YOUR TASK: Wherever the word "image" appears in the entries, copy the whole line.

[[ DATA SHOWN, beginning ]]

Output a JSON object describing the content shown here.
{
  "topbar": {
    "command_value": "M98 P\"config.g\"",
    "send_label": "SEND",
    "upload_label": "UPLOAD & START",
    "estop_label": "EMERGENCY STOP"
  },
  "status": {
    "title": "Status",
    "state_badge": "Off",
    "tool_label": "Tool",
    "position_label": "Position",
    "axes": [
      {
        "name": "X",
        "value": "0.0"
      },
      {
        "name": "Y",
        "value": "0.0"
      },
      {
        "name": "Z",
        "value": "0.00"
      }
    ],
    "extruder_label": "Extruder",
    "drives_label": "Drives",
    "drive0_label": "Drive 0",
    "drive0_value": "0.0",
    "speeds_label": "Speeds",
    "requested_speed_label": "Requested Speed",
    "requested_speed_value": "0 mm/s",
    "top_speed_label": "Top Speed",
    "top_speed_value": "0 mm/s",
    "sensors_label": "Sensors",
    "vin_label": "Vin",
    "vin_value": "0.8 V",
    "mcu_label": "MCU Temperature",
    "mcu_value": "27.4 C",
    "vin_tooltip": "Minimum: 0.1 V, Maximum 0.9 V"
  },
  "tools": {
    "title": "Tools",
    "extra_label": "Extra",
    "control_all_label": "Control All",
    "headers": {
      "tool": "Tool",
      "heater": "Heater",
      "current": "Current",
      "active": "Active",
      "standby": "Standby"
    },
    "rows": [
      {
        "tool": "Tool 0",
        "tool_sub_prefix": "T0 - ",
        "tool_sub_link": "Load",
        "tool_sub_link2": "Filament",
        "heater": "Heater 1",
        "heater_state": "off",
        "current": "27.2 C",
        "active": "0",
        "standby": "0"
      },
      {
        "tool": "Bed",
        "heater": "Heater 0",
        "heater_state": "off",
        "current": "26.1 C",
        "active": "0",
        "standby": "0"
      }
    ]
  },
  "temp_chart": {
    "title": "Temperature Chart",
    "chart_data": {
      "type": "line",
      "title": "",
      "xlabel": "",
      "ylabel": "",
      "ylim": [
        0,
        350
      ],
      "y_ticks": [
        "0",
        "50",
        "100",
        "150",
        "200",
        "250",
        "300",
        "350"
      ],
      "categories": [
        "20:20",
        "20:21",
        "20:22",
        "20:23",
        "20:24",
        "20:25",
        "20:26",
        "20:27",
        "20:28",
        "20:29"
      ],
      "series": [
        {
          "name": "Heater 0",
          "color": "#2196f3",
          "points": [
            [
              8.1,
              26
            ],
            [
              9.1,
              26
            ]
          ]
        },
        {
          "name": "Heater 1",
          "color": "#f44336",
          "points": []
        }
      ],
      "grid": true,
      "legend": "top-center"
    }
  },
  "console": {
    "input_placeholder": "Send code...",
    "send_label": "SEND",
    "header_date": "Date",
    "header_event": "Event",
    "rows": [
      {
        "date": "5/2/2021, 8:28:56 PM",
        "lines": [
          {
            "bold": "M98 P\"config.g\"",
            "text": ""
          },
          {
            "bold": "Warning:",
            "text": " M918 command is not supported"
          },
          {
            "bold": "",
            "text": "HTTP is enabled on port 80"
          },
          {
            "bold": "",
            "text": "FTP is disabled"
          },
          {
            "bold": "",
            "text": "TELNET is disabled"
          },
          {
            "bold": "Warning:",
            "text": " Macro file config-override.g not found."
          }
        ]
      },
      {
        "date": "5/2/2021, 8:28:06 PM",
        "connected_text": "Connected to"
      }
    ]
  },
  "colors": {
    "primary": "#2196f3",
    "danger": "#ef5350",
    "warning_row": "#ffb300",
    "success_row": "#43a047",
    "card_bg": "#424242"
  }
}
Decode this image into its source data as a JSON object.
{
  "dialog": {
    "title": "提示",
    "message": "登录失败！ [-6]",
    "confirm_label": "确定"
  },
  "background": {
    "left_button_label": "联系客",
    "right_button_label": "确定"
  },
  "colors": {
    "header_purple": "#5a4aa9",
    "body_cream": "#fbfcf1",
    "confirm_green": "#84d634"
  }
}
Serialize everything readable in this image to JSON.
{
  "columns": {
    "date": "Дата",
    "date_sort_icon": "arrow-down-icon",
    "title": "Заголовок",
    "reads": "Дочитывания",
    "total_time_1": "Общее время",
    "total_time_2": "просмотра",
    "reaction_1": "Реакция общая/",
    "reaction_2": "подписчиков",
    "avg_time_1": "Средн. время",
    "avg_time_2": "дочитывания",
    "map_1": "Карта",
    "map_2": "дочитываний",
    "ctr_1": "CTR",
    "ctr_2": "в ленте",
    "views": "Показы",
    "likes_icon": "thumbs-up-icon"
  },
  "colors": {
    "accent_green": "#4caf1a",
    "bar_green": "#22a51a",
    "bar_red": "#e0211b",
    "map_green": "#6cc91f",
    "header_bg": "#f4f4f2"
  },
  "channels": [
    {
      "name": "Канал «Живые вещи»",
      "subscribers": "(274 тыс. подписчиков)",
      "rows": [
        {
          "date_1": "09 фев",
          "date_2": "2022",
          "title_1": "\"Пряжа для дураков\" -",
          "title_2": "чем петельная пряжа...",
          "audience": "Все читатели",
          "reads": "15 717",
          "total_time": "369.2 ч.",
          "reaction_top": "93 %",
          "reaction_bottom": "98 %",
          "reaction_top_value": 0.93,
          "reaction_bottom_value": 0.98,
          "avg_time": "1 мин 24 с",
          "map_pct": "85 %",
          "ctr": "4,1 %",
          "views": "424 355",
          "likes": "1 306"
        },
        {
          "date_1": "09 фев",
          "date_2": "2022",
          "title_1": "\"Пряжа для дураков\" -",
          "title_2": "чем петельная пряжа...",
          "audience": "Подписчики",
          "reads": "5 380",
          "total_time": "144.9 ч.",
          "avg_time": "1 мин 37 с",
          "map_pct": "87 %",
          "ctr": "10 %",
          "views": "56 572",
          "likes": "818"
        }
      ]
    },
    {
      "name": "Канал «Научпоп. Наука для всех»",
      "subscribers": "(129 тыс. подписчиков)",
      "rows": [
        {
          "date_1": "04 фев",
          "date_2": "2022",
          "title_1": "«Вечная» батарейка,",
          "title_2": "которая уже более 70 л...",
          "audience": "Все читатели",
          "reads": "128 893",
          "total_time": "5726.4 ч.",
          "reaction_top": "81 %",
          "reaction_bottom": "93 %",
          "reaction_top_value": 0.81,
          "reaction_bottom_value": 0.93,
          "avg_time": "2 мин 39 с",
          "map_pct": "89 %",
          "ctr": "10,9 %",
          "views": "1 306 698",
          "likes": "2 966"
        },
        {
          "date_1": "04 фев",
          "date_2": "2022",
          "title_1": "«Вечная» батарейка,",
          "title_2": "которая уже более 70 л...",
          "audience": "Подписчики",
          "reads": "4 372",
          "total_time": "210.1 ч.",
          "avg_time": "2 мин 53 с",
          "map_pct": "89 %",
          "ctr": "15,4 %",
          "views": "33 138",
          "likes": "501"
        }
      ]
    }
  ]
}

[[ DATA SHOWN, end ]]

RESPONSE FOR THIS EXERCISE:
Decode this image into its source data as a JSON object.
Serialize everything readable in this image to JSON.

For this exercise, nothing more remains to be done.